YANISA LELAPINYOKUL WRITES – Shawatida “First” Kuptawatin – internet star, noodle restaurant owner, and a transgender woman – is taking a stand against Thailand’s strict social class system.

In a September 6 Facebook live video (2 million views and counting), First talks about dealing with rude customers at the restaurant she owns. First is known for her elegance — fancy clothes, fully made up face. But on the occasions when she steps out of that persona into a simpler one, customers, she says, perceive her as inferior.

Despite their ill-mannered behavior, First says she feels compelled to serve them. Referring to these interactions, she said: “No, you didn’t give money to us for free. We made an exchange, we give you something [food] and in exchange, you give us money.”

First also revealed that customers justify their rudeness by claiming that without their patronage, the restaurant would go out of business. She counters this by noting, “If there are no sellers, who are you [customers] going to buy from?”

Before the video, the subjects of Thailand’s stratified social system and rigid respectability politics were largely taboo.

Thailand’s culture is divided by each family’s financial powers as well as a national pride in being “peaceful.” While trying to step up the ladder of social class, all individuals must remain un-conflicted in both words as well as manners — even if it means swallowing their pride.

While the video was controversial, it also received an outpouring of support from restaurant servers and sales associates who could relate to First’s experiences.

First’s identity as a transgender woman, often known in Thai as kratoy, has helped the video’s popularity. Though Thailand is known for its openness to the LGBTQ community, Douglas Sanders, a Canadian professor who specializes in Asian LGBT issues, told TIME Magazine, “No prominent celebrity or political figure has come out, so there are no role models.”

Kratoy are often portrayed in the media and entertainment as loud and obnoxious, the butt of jokes showcased as the opposite OF sweet and gentle. While in beauty pageantry, they are viewed by the audience as magical creatures that are more beautiful and elegant than many cisgender women.

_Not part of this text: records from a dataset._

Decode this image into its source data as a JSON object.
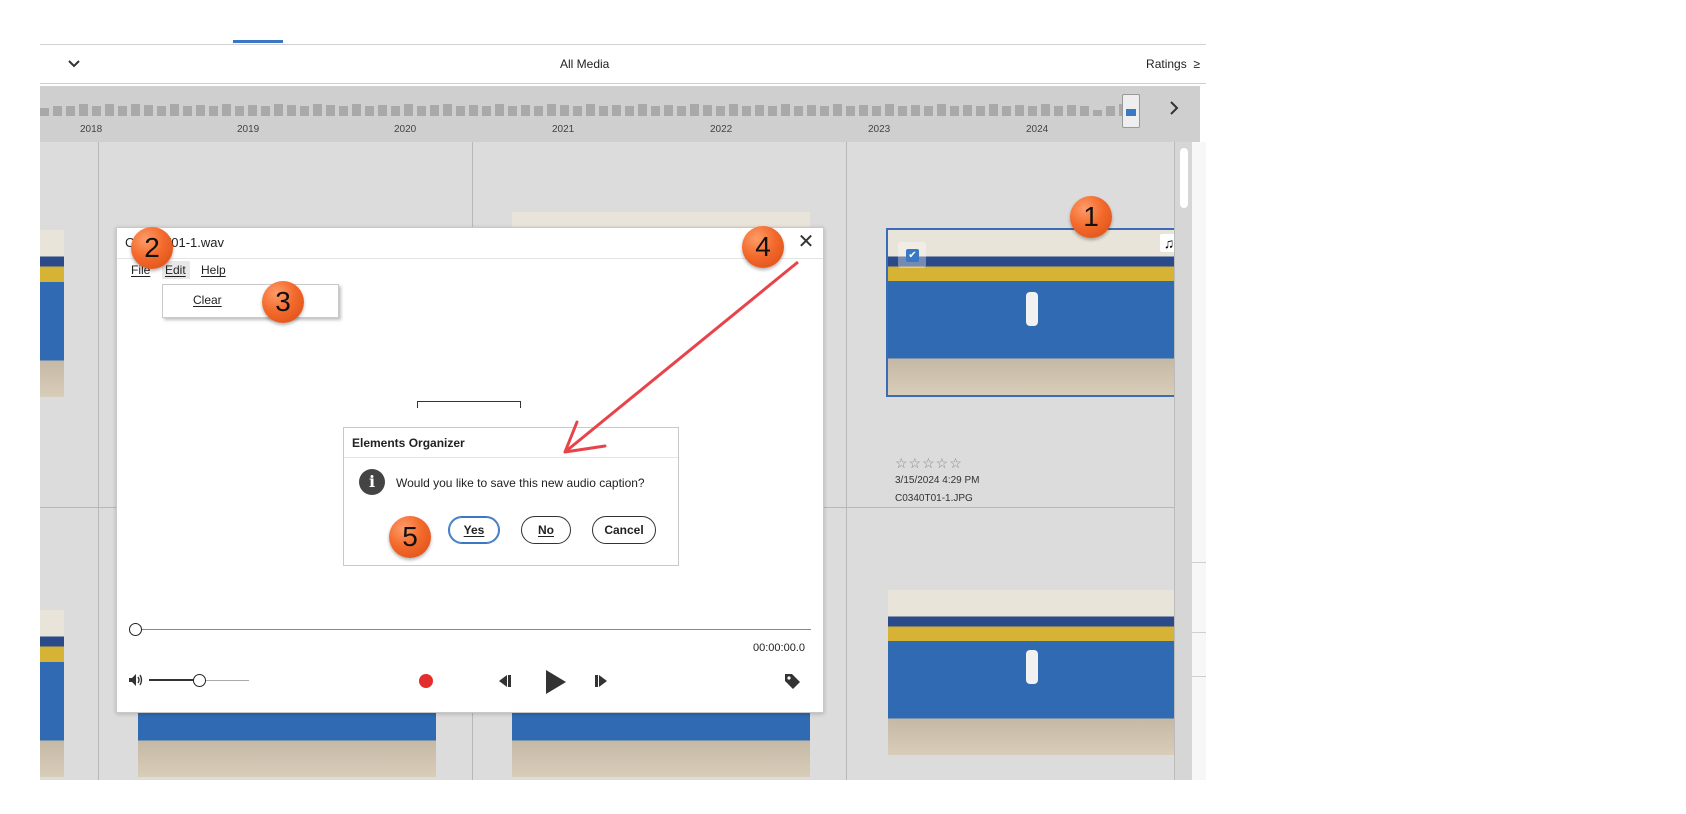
{
  "toolbar": {
    "title": "All Media",
    "ratings_label": "Ratings",
    "ratings_symbol": "≥"
  },
  "timeline": {
    "years": [
      "2018",
      "2019",
      "2020",
      "2021",
      "2022",
      "2023",
      "2024"
    ]
  },
  "selected_item": {
    "rating_stars": "☆☆☆☆☆",
    "date": "3/15/2024 4:29 PM",
    "filename": "C0340T01-1.JPG"
  },
  "audio_window": {
    "title": "C0340T01-1.wav",
    "menu": {
      "file": "File",
      "edit": "Edit",
      "help": "Help"
    },
    "edit_menu_items": [
      "Clear"
    ],
    "time": "00:00:00.0"
  },
  "dialog": {
    "title": "Elements Organizer",
    "message": "Would you like to save this new audio caption?",
    "yes": "Yes",
    "no": "No",
    "cancel": "Cancel"
  },
  "step_badges": [
    "1",
    "2",
    "3",
    "4",
    "5"
  ],
  "colors": {
    "accent": "#3b78c4",
    "badge": "#f36a2c",
    "record": "#e42d2d",
    "arrow": "#e8434a"
  }
}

In her typical blunt style, First told the Daily News, after coming out with the viral video, that simply showing skin or being condescending won’t necessarily lead to internet stardom. The personalities that will resonate with audiences the longest, she said, are the ones that create content that cause the masses to think and reflect.

Stay tuned: First’s video could be the beginning of a new era for Thailand where the LGBTQ community is well represented in public and on the internet.